Trek date: April 29, 2017
Day 1 out of Jiri is all about testing your soul
The first night of the trek and I’m glad I brought my ear plugs. There was a chorus of yappy dogs just outside the lodge and when I put my plugs in, I swear they thought, “Good, a challenge.” I still managed a restful night’s sleep due to jetlag and was up by 5am, the first of the lodge.
We had breakfast and said goodbye to Norgen, who ran the lodge, and we were on the trail. I’d installed Gaia Gps on my phone so we knew where to go, but it would not have been needed as the trail was well marked and there was always someone around to ask directions from.
From Jiri, it went up, there was no warmup period, no graceful incline, it seemed they put the first mountain there to test your resolve. Are you totally sure you want to do this insanity for 3 weeks?
We learned quickly to walk counter-clockwise around prayer flags, as an old lady had them in front of her house, I believe more so to keep trekkers from walking through her porch. Too bad it was too early in the trek for us to have been educated. Next time, don’t build your house on the trail.
And Namaste! It’s required to say Namaste to everyone you meet. Really, possibly a law. I wouldn’t want to end up in Khumbu trekkers’ jail on my first day. I quickly dropped my American Hey for Namaste. I liked saying it, it seemed like saying “Good tidings” and brought a smile to my face every time.
There weren’t a lot of trekkers out. We met one American couple named Dane and Ally who had been traveling in India for several months.
I’d later discover that most trekkers would begin at Salleri. It was closer to EBC and the same price for a bus. Nowadays, the only reason to start at Jiri is for the experience. For those simply wanting to save the price of the flight to Lukla, the Salleri starting point is a better choice, or more to the point, the closer choice. Of the entire trek prior to Lukla, however, I’d pick the stretch before Salleri, mainly because of Lamjura Pass. It’s also more welcoming and a better taste of Nepali mountain life. From Salleri, the trade is tourism and mountaineering.
With only one wrong turn which we recognized quickly due to our constant checking of gps, we had an interesting first morning hike. We were on trails most of the way but would occasionally travel along dirt roads.

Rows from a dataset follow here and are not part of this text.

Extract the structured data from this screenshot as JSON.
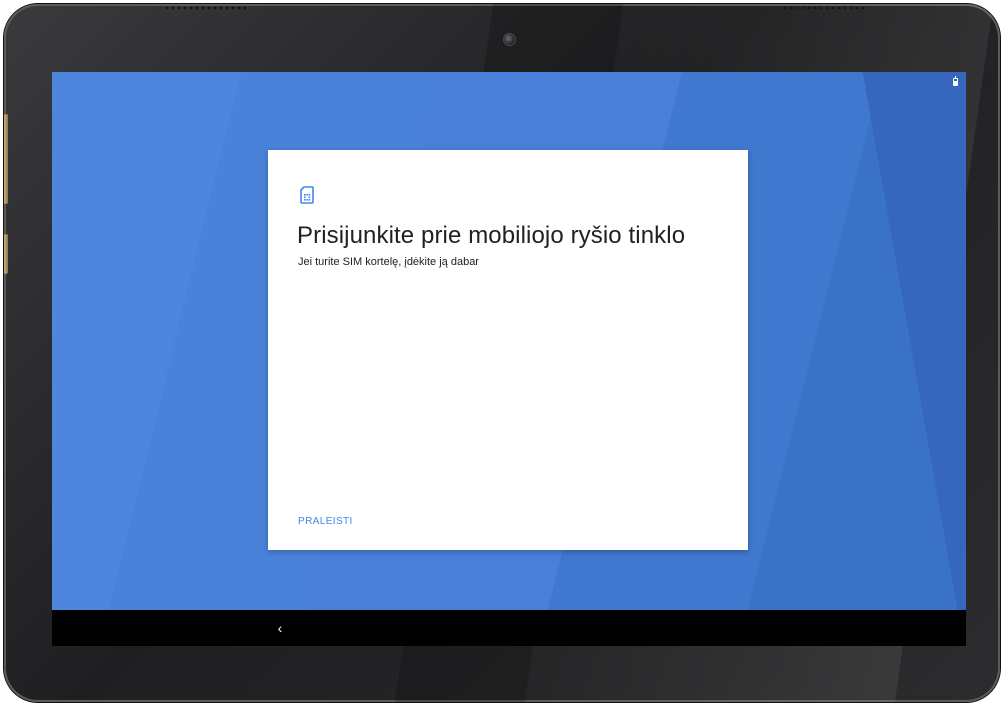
{
  "screen": {
    "wallpaper_color": "#4a80da",
    "status_bar": {
      "icon": "battery-icon"
    }
  },
  "dialog": {
    "icon": "sim-card-icon",
    "title": "Prisijunkite prie mobiliojo ryšio tinklo",
    "subtitle": "Jei turite SIM kortelę, įdėkite ją dabar",
    "skip_label": "PRALEISTI",
    "accent_color": "#4285f4"
  },
  "navbar": {
    "back_icon": "back-icon",
    "back_glyph": "‹"
  }
}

This is where people live, the Nepalis we met were going about their daily lives.
We arrived at Shivalaya at lunch and crossing a large suspension bridge, I noticed a young lady, about 20, sitting outside a lodge ready to greet us. She had a beautiful smile and charming personality and I was smitten. Maybe I was euphoric from the hike already, but regardless, she was a very beautiful woman.
We were motioned toward a permit office where we showed the permits we had already bought in Kathmandu, then we hustled back to the young lady’s lodge for lunch. More Dal Bhat. I flirted with her, and it seemed as though she was used to it and let me know that her father was in charge of her relationship affairs. Wait, might have to go find him. Do we have time for a courtship?
Climbing out of Shivalaya
Up, up, and up! We didn’t see any other trekkers during a climb out of Shivalaya. It was a whole new world and nothing like anything I’d seen elsewhere. The mountains were steep but covered in green terraced farms with huts dotting the landscape. Occasionally, we’d pass straight through a home’s yard, and though more rarely, there’d be a small shop selling junk food.
Coconut Crisps… I’d later fuel some whole afternoons on them.
One point to pick about this section of the trek was the amount of trash on the trail. I suppose it was the month before the monsoon comes through and scours Nepal clean, but there was certainly not a trash service. We passed time by calling out “Frooti!” any time we saw the yellow smashed Frooti box on the ground. When we stopped for the night, I had to try it. Tastes like a mango fruit drink, though not great except for the loads of sugar.
We were ready to take the shoes off and relax after we climbed up the 5 miles to Deurali Pass at over 8,000 feet. The next stop would have been Bhandar, but the Highland Sherpa lodge on top of the pass looked inviting. It was a nice, well-constructed building, and we didn’t think we’d find better.
There wasn’t a soul around though. I finally walked through the lodge and into the kitchen where I found another attractive lady… so far Nepal was killing it in the beautiful women department. Her name was Pussan and the lodge manager, and she spoke near perfect English.
We dropped our packs in a second story room and sat in the dining room. More Dal Bhat. I was purposely sticking to food that I figured they made a lot of, as well as being careful to sterilize any water I drank. A Steripen worked wonders for tap water from lodges. My goal was not to catch any kind of stomach virus or travelers’ shits. I also passed on peppers and spice and such where possible. Milk Tea was our drink, it was great, with sugar. The lodge also had an electric hot water for $2. After our sweaty climb, it seemed a no brainer.
We seemed to be the only trekkers at the lodge, though there were plenty of Nepalis, they were there to work on cell towers. We were not yet in such a rural area as where we were heading. The Nepalis seemed genuinely interested in talking with us, they were traveling, we were traveling, that’s what traveling is all about.
By 10pm, the lodge was dead silent and we slept like babies.